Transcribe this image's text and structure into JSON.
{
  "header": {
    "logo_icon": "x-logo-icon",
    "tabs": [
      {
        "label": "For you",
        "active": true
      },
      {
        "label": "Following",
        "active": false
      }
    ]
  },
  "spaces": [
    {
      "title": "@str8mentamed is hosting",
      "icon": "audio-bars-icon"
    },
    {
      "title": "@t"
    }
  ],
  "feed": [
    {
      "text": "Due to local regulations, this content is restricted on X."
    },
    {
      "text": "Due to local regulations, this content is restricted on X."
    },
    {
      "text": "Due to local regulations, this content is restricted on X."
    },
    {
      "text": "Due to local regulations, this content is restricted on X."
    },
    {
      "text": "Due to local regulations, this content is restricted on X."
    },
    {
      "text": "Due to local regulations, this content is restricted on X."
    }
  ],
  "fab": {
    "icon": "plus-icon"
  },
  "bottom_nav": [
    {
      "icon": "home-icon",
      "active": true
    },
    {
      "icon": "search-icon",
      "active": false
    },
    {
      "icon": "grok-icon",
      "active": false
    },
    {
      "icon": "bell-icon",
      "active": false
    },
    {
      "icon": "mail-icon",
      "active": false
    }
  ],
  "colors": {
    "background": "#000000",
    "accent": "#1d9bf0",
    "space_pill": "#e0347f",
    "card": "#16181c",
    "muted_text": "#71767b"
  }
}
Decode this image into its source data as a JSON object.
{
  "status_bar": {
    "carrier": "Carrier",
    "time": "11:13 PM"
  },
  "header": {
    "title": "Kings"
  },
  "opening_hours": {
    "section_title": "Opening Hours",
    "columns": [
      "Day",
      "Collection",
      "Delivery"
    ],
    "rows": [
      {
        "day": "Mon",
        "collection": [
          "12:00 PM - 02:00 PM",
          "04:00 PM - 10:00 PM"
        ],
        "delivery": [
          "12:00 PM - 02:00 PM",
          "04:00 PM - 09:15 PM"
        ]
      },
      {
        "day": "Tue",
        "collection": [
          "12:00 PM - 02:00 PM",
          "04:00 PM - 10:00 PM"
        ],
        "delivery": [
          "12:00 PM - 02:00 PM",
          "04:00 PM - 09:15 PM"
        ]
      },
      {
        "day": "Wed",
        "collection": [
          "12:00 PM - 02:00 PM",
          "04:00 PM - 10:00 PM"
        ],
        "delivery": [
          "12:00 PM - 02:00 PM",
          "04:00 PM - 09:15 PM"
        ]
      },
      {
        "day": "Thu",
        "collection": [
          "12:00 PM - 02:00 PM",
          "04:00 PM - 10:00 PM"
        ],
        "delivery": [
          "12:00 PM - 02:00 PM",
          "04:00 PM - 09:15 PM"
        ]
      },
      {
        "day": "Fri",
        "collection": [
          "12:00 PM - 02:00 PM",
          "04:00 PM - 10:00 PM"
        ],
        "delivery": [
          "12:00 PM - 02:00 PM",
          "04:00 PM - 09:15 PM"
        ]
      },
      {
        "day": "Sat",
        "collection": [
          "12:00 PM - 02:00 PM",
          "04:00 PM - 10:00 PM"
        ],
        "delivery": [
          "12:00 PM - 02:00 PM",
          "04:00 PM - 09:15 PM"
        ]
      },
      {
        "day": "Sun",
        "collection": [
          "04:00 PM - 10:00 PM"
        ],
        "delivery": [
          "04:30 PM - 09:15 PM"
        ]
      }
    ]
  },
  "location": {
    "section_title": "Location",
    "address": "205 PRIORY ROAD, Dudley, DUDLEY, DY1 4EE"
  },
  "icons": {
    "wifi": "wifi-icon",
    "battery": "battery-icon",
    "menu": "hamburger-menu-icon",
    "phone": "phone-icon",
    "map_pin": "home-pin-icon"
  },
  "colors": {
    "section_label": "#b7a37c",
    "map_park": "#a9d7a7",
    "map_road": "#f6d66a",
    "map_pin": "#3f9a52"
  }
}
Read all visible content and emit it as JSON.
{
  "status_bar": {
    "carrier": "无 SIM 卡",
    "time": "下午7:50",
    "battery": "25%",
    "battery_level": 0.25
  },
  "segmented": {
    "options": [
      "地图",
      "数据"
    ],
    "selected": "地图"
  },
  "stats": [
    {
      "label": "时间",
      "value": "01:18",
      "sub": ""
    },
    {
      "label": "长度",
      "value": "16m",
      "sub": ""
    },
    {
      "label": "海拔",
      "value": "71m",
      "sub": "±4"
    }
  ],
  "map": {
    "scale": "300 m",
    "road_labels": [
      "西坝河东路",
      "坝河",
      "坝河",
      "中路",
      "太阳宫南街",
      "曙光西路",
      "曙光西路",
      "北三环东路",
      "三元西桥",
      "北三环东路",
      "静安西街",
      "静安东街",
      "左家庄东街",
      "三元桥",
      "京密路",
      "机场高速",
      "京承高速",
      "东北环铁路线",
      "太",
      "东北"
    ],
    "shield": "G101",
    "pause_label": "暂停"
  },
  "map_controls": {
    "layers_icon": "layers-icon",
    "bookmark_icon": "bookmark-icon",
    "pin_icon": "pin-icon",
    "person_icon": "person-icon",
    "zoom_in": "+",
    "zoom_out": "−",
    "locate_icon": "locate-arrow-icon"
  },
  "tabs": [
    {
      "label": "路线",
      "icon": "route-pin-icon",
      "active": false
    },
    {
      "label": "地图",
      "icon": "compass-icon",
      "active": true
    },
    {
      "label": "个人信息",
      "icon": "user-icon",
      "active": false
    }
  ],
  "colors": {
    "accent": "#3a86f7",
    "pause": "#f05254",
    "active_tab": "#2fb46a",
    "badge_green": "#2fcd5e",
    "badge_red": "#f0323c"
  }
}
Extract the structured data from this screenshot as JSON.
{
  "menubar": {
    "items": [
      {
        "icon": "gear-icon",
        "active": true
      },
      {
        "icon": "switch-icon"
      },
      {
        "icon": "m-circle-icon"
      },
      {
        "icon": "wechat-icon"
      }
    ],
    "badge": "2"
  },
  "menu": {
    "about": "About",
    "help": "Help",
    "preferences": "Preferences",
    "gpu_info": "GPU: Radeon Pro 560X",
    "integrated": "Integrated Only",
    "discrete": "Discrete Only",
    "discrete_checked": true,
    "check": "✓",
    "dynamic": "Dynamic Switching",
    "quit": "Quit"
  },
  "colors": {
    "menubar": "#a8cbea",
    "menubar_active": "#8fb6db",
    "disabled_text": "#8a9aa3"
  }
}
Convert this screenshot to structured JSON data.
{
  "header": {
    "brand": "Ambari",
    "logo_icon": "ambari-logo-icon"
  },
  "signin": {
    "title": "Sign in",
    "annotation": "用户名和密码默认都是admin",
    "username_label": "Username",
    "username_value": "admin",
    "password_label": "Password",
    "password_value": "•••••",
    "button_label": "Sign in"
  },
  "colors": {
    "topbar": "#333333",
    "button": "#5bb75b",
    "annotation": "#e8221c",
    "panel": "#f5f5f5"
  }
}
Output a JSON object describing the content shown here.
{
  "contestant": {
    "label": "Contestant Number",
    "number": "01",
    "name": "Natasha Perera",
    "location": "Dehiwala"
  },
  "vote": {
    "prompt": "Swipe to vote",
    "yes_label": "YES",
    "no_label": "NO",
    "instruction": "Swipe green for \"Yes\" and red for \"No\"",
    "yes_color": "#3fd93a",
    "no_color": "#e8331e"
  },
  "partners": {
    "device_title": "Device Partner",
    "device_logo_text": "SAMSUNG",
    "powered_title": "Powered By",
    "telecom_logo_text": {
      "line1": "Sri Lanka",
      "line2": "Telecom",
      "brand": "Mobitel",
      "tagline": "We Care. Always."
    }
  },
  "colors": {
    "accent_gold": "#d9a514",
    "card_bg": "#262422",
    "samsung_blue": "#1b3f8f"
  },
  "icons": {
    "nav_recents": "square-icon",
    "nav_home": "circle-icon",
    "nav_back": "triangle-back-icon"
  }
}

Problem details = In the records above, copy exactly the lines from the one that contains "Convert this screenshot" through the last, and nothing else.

Exercise response =
Convert this screenshot to structured JSON data.
{
  "header": {
    "brand": "Ambari",
    "logo_icon": "ambari-logo-icon"
  },
  "signin": {
    "title": "Sign in",
    "annotation": "用户名和密码默认都是admin",
    "username_label": "Username",
    "username_value": "admin",
    "password_label": "Password",
    "password_value": "•••••",
    "button_label": "Sign in"
  },
  "colors": {
    "topbar": "#333333",
    "button": "#5bb75b",
    "annotation": "#e8221c",
    "panel": "#f5f5f5"
  }
}
Output a JSON object describing the content shown here.
{
  "contestant": {
    "label": "Contestant Number",
    "number": "01",
    "name": "Natasha Perera",
    "location": "Dehiwala"
  },
  "vote": {
    "prompt": "Swipe to vote",
    "yes_label": "YES",
    "no_label": "NO",
    "instruction": "Swipe green for \"Yes\" and red for \"No\"",
    "yes_color": "#3fd93a",
    "no_color": "#e8331e"
  },
  "partners": {
    "device_title": "Device Partner",
    "device_logo_text": "SAMSUNG",
    "powered_title": "Powered By",
    "telecom_logo_text": {
      "line1": "Sri Lanka",
      "line2": "Telecom",
      "brand": "Mobitel",
      "tagline": "We Care. Always."
    }
  },
  "colors": {
    "accent_gold": "#d9a514",
    "card_bg": "#262422",
    "samsung_blue": "#1b3f8f"
  },
  "icons": {
    "nav_recents": "square-icon",
    "nav_home": "circle-icon",
    "nav_back": "triangle-back-icon"
  }
}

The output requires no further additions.